Want more detail? Click here for a PDF copy of the full case study.
A Health Focus in Mexico Creates Opportunity
With obesity rates tripling in the past 30 years and 70% of the population overweight, Mexico has become the fattest country in the world. The most pressing concern is the weight of Mexico's children: one-third of the country's children and teenagers are now overweight, second only to the United States. Some of this weight gain has been attributed to cultural changes, as Mexicans increasingly engage in more sedentary lifestyles and calorie-laden dishes traditionally reserved for special occasions become routine fare. But a larger concern is the bountiful and readily available selection of cheap, unhealthful foods. School children buy fried foods from street vendors on their way home from school, and snack on packaged pastries, chips, soda, and candy purchased at tienditas, or little shops that line the city streets. This daily influx of fat, sugar, and carbohydrates in addition to regular meals moved Mexican President Felipe Calderon to ban junk food in schools and launch a "national slimming campaign" aimed at improving the diets and exercise regimens of Mexican children and adults.
Amidst this new health consciousness, Campbell Soup Company saw an opportunity to leverage its expertise in vegetable nutrition and packaged beverage products. What if Campbell's could design a beverage that provided the nutrients children need without sacrificing the taste they want? The hypothesis looked strong on paper, but Campbell's realized that launching a new product marketed to kids for its vegetable content would be an uphill battle against the sugary sodas, juices, and flavored milks that dominate the Mexican beverage market. This product would not only need to appeal from a benefit and pricing perspective to the moms buying the product, but also be tasty enough for children to accept into their daily routines.

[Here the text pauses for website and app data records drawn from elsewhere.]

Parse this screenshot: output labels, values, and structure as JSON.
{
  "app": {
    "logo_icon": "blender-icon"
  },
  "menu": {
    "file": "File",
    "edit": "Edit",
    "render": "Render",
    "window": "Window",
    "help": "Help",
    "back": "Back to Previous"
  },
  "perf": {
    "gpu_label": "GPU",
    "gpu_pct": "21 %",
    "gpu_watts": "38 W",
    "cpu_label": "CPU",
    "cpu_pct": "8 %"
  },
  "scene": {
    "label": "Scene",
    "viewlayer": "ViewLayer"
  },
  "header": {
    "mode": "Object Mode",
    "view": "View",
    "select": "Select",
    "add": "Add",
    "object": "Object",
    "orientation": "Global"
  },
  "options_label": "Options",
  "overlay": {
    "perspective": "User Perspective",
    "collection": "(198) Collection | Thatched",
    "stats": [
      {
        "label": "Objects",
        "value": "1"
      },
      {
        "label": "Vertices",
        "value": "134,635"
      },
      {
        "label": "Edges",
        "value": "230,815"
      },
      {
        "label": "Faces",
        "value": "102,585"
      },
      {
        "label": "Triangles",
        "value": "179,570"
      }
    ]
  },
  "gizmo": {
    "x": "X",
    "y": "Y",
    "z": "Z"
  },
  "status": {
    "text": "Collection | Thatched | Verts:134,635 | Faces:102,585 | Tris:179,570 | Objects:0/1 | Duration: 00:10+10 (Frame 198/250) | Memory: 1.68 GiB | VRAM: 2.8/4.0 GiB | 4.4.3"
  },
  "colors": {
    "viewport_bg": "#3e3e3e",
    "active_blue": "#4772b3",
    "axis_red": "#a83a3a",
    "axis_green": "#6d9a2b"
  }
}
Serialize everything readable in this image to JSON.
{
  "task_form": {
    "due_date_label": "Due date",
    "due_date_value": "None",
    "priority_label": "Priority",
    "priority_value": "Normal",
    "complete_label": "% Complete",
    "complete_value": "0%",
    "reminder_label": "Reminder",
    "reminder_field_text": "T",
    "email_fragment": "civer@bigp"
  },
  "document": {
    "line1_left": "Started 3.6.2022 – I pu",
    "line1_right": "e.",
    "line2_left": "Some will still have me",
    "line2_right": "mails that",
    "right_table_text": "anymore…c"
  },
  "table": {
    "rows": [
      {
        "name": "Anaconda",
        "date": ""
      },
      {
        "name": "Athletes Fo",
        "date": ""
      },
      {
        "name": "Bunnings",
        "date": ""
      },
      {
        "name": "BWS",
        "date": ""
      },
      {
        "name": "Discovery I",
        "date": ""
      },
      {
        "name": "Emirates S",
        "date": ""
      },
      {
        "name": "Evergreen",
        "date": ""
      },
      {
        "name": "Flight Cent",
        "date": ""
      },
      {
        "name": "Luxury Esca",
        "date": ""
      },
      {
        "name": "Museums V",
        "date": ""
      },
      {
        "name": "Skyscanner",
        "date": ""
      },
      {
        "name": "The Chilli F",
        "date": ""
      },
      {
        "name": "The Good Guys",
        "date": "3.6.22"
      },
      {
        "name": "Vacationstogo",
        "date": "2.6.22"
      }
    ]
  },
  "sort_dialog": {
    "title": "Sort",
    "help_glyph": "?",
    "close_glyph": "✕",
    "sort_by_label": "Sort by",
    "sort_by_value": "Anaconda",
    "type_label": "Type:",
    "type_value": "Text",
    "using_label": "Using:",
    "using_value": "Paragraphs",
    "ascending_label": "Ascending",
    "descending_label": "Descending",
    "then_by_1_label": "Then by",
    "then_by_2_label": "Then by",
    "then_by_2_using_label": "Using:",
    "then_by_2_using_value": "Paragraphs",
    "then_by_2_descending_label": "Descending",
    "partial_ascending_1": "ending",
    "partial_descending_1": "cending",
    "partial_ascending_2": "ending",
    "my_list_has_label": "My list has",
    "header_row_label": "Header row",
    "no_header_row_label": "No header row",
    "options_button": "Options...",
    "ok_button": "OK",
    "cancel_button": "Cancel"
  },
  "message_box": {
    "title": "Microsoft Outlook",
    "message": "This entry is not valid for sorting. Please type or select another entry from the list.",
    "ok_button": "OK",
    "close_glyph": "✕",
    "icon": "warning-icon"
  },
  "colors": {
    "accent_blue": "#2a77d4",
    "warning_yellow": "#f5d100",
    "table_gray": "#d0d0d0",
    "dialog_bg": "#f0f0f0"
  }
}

Campbell's challenge was two-fold. First, a new beverage product would require customers to introduce two new behaviors into their lives: purchasing the product in stores and using it regularly at home. Second, because these customers already have habitual behaviors for other beverages, this new product would need to disrupt competing behaviors as well. Success for this product meant changing the habitual shopping and drinking behaviors of its target, moms and kids. With those behavioral challenges in mind, Campbell's contacted Sublime Behavior Marketing to help develop and execute a rapid prototype testing experiment. The advantage of a rapid prototype test, as opposed to traditional surveying and taste testing methods, is the ability to understand a consumer's habit formation process by studying what that consumer actually does in her native environment.
This section will be updated soon, but you can download a PDF of the case here.